PROBLEM REQUIREMENTS:
Print the entries in full, word for word, but not the pictures.

DATA EXTRACTS:
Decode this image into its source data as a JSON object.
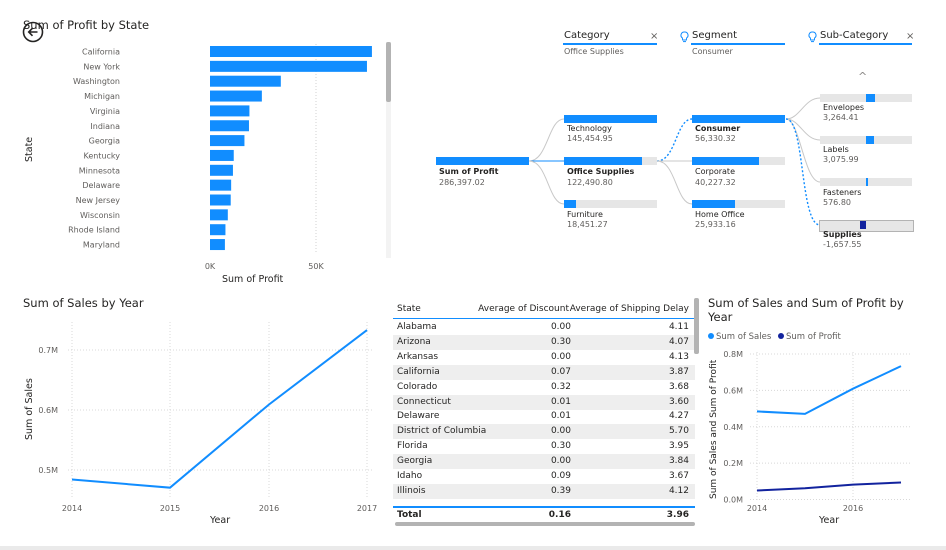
{
  "profit_by_state": {
    "title": "Sum of Profit by State",
    "ylabel": "State",
    "xlabel": "Sum of Profit",
    "ticks": [
      "0K",
      "50K"
    ]
  },
  "slicers": [
    {
      "label": "Category",
      "value": "Office Supplies",
      "clear": "×",
      "icon": "none"
    },
    {
      "label": "Segment",
      "value": "Consumer",
      "clear": "",
      "icon": "lightbulb-icon"
    },
    {
      "label": "Sub-Category",
      "value": "",
      "clear": "×",
      "icon": "lightbulb-icon"
    }
  ],
  "decomp": {
    "root": {
      "label": "Sum of Profit",
      "value": "286,397.02"
    },
    "category": [
      {
        "label": "Technology",
        "value": "145,454.95"
      },
      {
        "label": "Office Supplies",
        "value": "122,490.80"
      },
      {
        "label": "Furniture",
        "value": "18,451.27"
      }
    ],
    "segment": [
      {
        "label": "Consumer",
        "value": "56,330.32"
      },
      {
        "label": "Corporate",
        "value": "40,227.32"
      },
      {
        "label": "Home Office",
        "value": "25,933.16"
      }
    ],
    "subcategory": [
      {
        "label": "Envelopes",
        "value": "3,264.41"
      },
      {
        "label": "Labels",
        "value": "3,075.99"
      },
      {
        "label": "Fasteners",
        "value": "576.80"
      },
      {
        "label": "Supplies",
        "value": "-1,657.55"
      }
    ],
    "scroll_up": "^"
  },
  "sales_by_year": {
    "title": "Sum of Sales by Year",
    "xlabel": "Year",
    "ylabel": "Sum of Sales"
  },
  "table": {
    "headers": [
      "State",
      "Average of Discount",
      "Average of Shipping Delay"
    ],
    "rows": [
      [
        "Alabama",
        "0.00",
        "4.11"
      ],
      [
        "Arizona",
        "0.30",
        "4.07"
      ],
      [
        "Arkansas",
        "0.00",
        "4.13"
      ],
      [
        "California",
        "0.07",
        "3.87"
      ],
      [
        "Colorado",
        "0.32",
        "3.68"
      ],
      [
        "Connecticut",
        "0.01",
        "3.60"
      ],
      [
        "Delaware",
        "0.01",
        "4.27"
      ],
      [
        "District of Columbia",
        "0.00",
        "5.70"
      ],
      [
        "Florida",
        "0.30",
        "3.95"
      ],
      [
        "Georgia",
        "0.00",
        "3.84"
      ],
      [
        "Idaho",
        "0.09",
        "3.67"
      ],
      [
        "Illinois",
        "0.39",
        "4.12"
      ]
    ],
    "total": [
      "Total",
      "0.16",
      "3.96"
    ]
  },
  "sales_profit": {
    "title_line1": "Sum of Sales and Sum of Profit by",
    "title_line2": "Year",
    "legend": [
      "Sum of Sales",
      "Sum of Profit"
    ],
    "xlabel": "Year",
    "ylabel": "Sum of Sales and Sum of Profit"
  },
  "colors": {
    "primary": "#118dff",
    "secondary": "#12239e",
    "bg": "#ffffff"
  },
  "chart_data": [
    {
      "type": "bar",
      "title": "Sum of Profit by State",
      "xlabel": "Sum of Profit",
      "ylabel": "State",
      "orientation": "horizontal",
      "categories": [
        "California",
        "New York",
        "Washington",
        "Michigan",
        "Virginia",
        "Indiana",
        "Georgia",
        "Kentucky",
        "Minnesota",
        "Delaware",
        "New Jersey",
        "Wisconsin",
        "Rhode Island",
        "Maryland"
      ],
      "values": [
        76381,
        74039,
        33403,
        24463,
        18598,
        18383,
        16250,
        11200,
        10823,
        9977,
        9773,
        8402,
        7286,
        7031
      ],
      "xlim": [
        0,
        85000
      ],
      "x_ticks": [
        0,
        50000
      ],
      "grid": true
    },
    {
      "type": "line",
      "title": "Sum of Sales by Year",
      "xlabel": "Year",
      "ylabel": "Sum of Sales",
      "x": [
        2014,
        2015,
        2016,
        2017
      ],
      "values": [
        484247,
        470533,
        609206,
        733215
      ],
      "y_ticks": [
        500000,
        600000,
        700000
      ],
      "y_tick_labels": [
        "0.5M",
        "0.6M",
        "0.7M"
      ],
      "x_tick_labels": [
        "2014",
        "2015",
        "2016",
        "2017"
      ],
      "ylim": [
        450000,
        740000
      ],
      "grid": true
    },
    {
      "type": "line",
      "title": "Sum of Sales and Sum of Profit by Year",
      "xlabel": "Year",
      "ylabel": "Sum of Sales and Sum of Profit",
      "x": [
        2014,
        2015,
        2016,
        2017
      ],
      "series": [
        {
          "name": "Sum of Sales",
          "values": [
            484247,
            470533,
            609206,
            733215
          ]
        },
        {
          "name": "Sum of Profit",
          "values": [
            49544,
            61619,
            81795,
            93439
          ]
        }
      ],
      "y_ticks": [
        0,
        200000,
        400000,
        600000,
        800000
      ],
      "y_tick_labels": [
        "0.0M",
        "0.2M",
        "0.4M",
        "0.6M",
        "0.8M"
      ],
      "x_tick_labels": [
        "2014",
        "2016"
      ],
      "ylim": [
        0,
        800000
      ],
      "legend": "top-left",
      "grid": true
    }
  ]
}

PROBLEM SOLUTION:
Decode this image into its source data as a JSON object.
{
  "profit_by_state": {
    "title": "Sum of Profit by State",
    "ylabel": "State",
    "xlabel": "Sum of Profit",
    "ticks": [
      "0K",
      "50K"
    ]
  },
  "slicers": [
    {
      "label": "Category",
      "value": "Office Supplies",
      "clear": "×",
      "icon": "none"
    },
    {
      "label": "Segment",
      "value": "Consumer",
      "clear": "",
      "icon": "lightbulb-icon"
    },
    {
      "label": "Sub-Category",
      "value": "",
      "clear": "×",
      "icon": "lightbulb-icon"
    }
  ],
  "decomp": {
    "root": {
      "label": "Sum of Profit",
      "value": "286,397.02"
    },
    "category": [
      {
        "label": "Technology",
        "value": "145,454.95"
      },
      {
        "label": "Office Supplies",
        "value": "122,490.80"
      },
      {
        "label": "Furniture",
        "value": "18,451.27"
      }
    ],
    "segment": [
      {
        "label": "Consumer",
        "value": "56,330.32"
      },
      {
        "label": "Corporate",
        "value": "40,227.32"
      },
      {
        "label": "Home Office",
        "value": "25,933.16"
      }
    ],
    "subcategory": [
      {
        "label": "Envelopes",
        "value": "3,264.41"
      },
      {
        "label": "Labels",
        "value": "3,075.99"
      },
      {
        "label": "Fasteners",
        "value": "576.80"
      },
      {
        "label": "Supplies",
        "value": "-1,657.55"
      }
    ],
    "scroll_up": "^"
  },
  "sales_by_year": {
    "title": "Sum of Sales by Year",
    "xlabel": "Year",
    "ylabel": "Sum of Sales"
  },
  "table": {
    "headers": [
      "State",
      "Average of Discount",
      "Average of Shipping Delay"
    ],
    "rows": [
      [
        "Alabama",
        "0.00",
        "4.11"
      ],
      [
        "Arizona",
        "0.30",
        "4.07"
      ],
      [
        "Arkansas",
        "0.00",
        "4.13"
      ],
      [
        "California",
        "0.07",
        "3.87"
      ],
      [
        "Colorado",
        "0.32",
        "3.68"
      ],
      [
        "Connecticut",
        "0.01",
        "3.60"
      ],
      [
        "Delaware",
        "0.01",
        "4.27"
      ],
      [
        "District of Columbia",
        "0.00",
        "5.70"
      ],
      [
        "Florida",
        "0.30",
        "3.95"
      ],
      [
        "Georgia",
        "0.00",
        "3.84"
      ],
      [
        "Idaho",
        "0.09",
        "3.67"
      ],
      [
        "Illinois",
        "0.39",
        "4.12"
      ]
    ],
    "total": [
      "Total",
      "0.16",
      "3.96"
    ]
  },
  "sales_profit": {
    "title_line1": "Sum of Sales and Sum of Profit by",
    "title_line2": "Year",
    "legend": [
      "Sum of Sales",
      "Sum of Profit"
    ],
    "xlabel": "Year",
    "ylabel": "Sum of Sales and Sum of Profit"
  },
  "colors": {
    "primary": "#118dff",
    "secondary": "#12239e",
    "bg": "#ffffff"
  },
  "chart_data": [
    {
      "type": "bar",
      "title": "Sum of Profit by State",
      "xlabel": "Sum of Profit",
      "ylabel": "State",
      "orientation": "horizontal",
      "categories": [
        "California",
        "New York",
        "Washington",
        "Michigan",
        "Virginia",
        "Indiana",
        "Georgia",
        "Kentucky",
        "Minnesota",
        "Delaware",
        "New Jersey",
        "Wisconsin",
        "Rhode Island",
        "Maryland"
      ],
      "values": [
        76381,
        74039,
        33403,
        24463,
        18598,
        18383,
        16250,
        11200,
        10823,
        9977,
        9773,
        8402,
        7286,
        7031
      ],
      "xlim": [
        0,
        85000
      ],
      "x_ticks": [
        0,
        50000
      ],
      "grid": true
    },
    {
      "type": "line",
      "title": "Sum of Sales by Year",
      "xlabel": "Year",
      "ylabel": "Sum of Sales",
      "x": [
        2014,
        2015,
        2016,
        2017
      ],
      "values": [
        484247,
        470533,
        609206,
        733215
      ],
      "y_ticks": [
        500000,
        600000,
        700000
      ],
      "y_tick_labels": [
        "0.5M",
        "0.6M",
        "0.7M"
      ],
      "x_tick_labels": [
        "2014",
        "2015",
        "2016",
        "2017"
      ],
      "ylim": [
        450000,
        740000
      ],
      "grid": true
    },
    {
      "type": "line",
      "title": "Sum of Sales and Sum of Profit by Year",
      "xlabel": "Year",
      "ylabel": "Sum of Sales and Sum of Profit",
      "x": [
        2014,
        2015,
        2016,
        2017
      ],
      "series": [
        {
          "name": "Sum of Sales",
          "values": [
            484247,
            470533,
            609206,
            733215
          ]
        },
        {
          "name": "Sum of Profit",
          "values": [
            49544,
            61619,
            81795,
            93439
          ]
        }
      ],
      "y_ticks": [
        0,
        200000,
        400000,
        600000,
        800000
      ],
      "y_tick_labels": [
        "0.0M",
        "0.2M",
        "0.4M",
        "0.6M",
        "0.8M"
      ],
      "x_tick_labels": [
        "2014",
        "2016"
      ],
      "ylim": [
        0,
        800000
      ],
      "legend": "top-left",
      "grid": true
    }
  ]
}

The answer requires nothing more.